The use of a single simplified architecture and a familiar development environment minimizes the overhead of introducing new architectures or simulation tools, giving us more time to focus on the material we want to discuss. Students also seem to find a certain satisfaction from building, in their undergraduate courses, an entire system from the level of single-bit AND, OR, and NOT gates up through a high-level language. The HERA system was presented (by Dave W) in a poster session (not reviewed) at SIGCSE '05 and a paper (reviewed) at CCSCE '06; more details about the educational uses of HERA can be found in the CCSCE paper.
The specification of HERA version 2.3.3 is available in either Full detail or as a Quick Reference; A printed copy can be purchased purchased as a paperback book (the quick reference is printed in a small font on the back cover) from lulu.com. Version 2.3 of the specification meets the needs of our current courses, and thus I expect future revisions to consist of minor clarifications to the documentation, and bug fixes for tools (the HERA-C simulator, the standard library for tiger, and the Hassem assembler). There is also an online list of updates and errata describing various older versions.

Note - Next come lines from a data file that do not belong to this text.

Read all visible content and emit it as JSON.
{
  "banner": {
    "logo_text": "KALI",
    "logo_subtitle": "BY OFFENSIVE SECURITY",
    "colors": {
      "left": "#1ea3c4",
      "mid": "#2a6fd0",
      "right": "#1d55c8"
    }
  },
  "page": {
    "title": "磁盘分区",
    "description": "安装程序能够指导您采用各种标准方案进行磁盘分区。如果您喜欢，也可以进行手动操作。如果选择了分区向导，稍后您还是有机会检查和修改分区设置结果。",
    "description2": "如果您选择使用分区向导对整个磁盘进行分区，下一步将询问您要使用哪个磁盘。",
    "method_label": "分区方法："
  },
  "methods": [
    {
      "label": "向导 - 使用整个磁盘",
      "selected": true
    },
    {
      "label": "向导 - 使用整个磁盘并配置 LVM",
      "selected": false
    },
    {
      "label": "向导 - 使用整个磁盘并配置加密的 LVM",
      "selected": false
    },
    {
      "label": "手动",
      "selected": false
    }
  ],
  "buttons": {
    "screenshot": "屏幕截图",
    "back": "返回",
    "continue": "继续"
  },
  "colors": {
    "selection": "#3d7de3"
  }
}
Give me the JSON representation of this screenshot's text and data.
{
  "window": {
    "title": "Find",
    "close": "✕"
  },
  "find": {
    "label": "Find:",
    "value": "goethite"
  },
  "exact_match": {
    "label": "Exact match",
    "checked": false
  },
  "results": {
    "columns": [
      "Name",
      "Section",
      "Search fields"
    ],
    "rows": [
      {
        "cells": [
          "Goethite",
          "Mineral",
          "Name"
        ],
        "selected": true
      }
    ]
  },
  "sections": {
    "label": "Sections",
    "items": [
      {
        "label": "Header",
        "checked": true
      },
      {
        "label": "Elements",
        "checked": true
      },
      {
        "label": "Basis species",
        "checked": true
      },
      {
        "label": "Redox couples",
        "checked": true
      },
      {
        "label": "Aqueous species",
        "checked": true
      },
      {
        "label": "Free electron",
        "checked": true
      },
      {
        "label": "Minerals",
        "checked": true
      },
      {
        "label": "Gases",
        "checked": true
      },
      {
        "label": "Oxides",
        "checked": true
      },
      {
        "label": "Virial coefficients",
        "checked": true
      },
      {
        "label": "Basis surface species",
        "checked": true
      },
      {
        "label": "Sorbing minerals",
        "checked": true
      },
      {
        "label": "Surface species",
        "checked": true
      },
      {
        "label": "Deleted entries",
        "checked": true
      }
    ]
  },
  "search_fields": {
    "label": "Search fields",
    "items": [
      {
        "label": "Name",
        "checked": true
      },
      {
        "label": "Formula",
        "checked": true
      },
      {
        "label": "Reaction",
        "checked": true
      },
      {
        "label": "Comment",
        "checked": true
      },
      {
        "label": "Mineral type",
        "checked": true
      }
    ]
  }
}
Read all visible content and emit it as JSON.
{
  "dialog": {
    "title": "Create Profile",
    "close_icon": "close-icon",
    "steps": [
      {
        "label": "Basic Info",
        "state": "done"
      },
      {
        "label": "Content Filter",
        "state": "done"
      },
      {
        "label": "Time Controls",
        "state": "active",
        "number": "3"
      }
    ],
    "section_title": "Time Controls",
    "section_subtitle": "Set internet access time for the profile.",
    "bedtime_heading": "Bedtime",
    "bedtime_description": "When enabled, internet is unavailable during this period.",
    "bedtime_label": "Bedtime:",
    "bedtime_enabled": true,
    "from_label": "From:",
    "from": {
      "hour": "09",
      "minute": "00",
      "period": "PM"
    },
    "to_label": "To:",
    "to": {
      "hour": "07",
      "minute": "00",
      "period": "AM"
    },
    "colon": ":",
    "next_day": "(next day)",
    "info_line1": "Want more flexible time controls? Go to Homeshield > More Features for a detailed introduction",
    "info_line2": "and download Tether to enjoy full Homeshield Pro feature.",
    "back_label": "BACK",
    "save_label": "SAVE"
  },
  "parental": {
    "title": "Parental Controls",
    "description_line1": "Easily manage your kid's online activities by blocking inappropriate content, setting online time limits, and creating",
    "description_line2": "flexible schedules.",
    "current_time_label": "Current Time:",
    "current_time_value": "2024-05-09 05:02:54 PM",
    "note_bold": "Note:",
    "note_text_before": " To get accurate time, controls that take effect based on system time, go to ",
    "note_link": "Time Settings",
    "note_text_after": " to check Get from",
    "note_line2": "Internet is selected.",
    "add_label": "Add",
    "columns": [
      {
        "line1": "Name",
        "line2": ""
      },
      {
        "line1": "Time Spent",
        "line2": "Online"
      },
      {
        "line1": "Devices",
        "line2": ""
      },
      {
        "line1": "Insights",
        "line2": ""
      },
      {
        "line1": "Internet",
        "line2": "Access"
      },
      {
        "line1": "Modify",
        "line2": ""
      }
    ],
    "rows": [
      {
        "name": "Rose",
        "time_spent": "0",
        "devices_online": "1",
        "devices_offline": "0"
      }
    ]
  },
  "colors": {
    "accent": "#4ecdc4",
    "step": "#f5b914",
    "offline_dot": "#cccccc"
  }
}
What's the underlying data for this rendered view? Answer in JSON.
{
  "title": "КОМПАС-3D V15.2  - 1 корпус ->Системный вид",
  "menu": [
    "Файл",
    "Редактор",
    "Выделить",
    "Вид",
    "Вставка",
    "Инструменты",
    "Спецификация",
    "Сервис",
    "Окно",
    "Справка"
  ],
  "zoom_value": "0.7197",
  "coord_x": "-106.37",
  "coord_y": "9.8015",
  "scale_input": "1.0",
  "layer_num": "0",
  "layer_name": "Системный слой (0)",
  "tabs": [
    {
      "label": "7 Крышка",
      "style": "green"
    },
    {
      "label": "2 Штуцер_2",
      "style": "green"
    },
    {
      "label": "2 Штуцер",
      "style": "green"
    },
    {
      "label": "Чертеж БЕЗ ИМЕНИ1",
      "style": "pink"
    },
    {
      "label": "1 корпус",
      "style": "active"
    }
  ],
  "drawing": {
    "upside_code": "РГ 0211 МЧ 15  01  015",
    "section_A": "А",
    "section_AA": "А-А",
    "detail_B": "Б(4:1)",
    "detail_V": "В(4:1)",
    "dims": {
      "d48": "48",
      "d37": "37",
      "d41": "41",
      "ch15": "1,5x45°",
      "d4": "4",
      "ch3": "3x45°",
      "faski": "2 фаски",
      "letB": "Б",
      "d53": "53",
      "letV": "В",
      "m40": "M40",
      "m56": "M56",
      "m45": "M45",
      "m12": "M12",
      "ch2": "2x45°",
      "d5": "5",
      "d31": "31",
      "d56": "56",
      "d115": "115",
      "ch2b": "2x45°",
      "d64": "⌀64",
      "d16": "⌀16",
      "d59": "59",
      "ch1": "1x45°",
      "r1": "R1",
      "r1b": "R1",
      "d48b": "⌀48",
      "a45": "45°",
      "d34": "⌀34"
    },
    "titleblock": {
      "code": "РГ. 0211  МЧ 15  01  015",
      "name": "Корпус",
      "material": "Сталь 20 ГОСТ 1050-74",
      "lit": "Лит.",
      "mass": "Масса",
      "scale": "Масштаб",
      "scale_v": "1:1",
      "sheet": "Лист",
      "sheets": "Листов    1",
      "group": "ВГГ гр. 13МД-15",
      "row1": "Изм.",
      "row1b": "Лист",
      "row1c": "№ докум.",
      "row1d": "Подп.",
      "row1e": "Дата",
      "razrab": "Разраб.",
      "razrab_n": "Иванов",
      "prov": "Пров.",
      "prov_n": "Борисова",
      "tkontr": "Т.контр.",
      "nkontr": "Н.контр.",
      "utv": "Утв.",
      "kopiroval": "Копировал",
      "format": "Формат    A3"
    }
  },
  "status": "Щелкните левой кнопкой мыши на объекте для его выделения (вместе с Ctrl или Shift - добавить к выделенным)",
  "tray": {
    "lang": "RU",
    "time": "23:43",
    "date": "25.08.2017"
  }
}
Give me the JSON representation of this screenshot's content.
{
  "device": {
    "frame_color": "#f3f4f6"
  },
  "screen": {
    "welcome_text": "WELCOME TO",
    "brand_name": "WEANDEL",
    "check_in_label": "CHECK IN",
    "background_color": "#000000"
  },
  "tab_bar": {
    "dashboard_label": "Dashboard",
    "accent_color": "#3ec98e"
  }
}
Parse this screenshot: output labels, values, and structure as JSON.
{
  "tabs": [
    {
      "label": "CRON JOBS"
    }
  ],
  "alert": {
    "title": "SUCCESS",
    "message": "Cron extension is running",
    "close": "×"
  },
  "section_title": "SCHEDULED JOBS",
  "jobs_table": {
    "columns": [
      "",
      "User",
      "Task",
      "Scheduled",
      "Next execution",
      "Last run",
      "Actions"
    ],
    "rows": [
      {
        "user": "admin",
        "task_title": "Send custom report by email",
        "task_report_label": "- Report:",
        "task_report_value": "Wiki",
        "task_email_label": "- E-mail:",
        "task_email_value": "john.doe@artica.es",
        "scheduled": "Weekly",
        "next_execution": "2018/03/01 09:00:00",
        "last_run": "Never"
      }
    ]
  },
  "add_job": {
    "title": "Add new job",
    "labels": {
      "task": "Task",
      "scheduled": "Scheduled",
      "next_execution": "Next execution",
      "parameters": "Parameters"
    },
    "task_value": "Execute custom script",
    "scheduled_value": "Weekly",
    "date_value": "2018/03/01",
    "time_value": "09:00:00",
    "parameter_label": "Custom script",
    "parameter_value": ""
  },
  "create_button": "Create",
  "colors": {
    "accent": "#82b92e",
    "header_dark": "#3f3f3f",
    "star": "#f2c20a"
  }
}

The HERA-C simulator is designed to make most features of HERA assembly language available in a standard C or C++ development environment. It consists of a collection of macros that are named after HERA instructions, so that a HERA program can be compiled and debugged in a C/C++ environment, like this. Version 2.3 is available here.
The "Hassem" assembler is currently in "beta-test" stage and can be obtained by email request to Dave W.
I would like to thank all the students who worked with earlier version of this system for their patience, and especially Todd Miller (HC '01) for his work on HERA-C. The documentation for Version 2 of HERA was written with TeXmacs.
Documents describing the Version 1.0 HERA processor (developed and used from 2000 through the spring of 2003) are still available in postscript, PDF, and badly-formatted HTML. This web page, and the HERA specification and tools, are maintained by Dave W.
A much simpler student-buildable computer is described in Chapters 4 and 5 of Nisan and Schocken's The Elements of Computing Systems: Building a Modern Computer from First Principles (MIT Press, 2005, apparently out of print but downloadable via the link above). The full textbook covers material about programming languages and operating systems as well as hardware/architecture, perhaps a one-semester analog of our use of HERA across four semesters. My quick glance at this material suggests that the processor design is much simpler and based on register/memory operations rather than register/register; this simplicity allows one-book treatment of more topics and also allows implementation on novel hardware technologies.
Pratt & Patel's LC-3 system also provides a simpler design that allows one-book (and one-semester) treatment of topics that Haverford covers in multiple courses. It is also somewhat less closely related to modern RISC design than is HERA.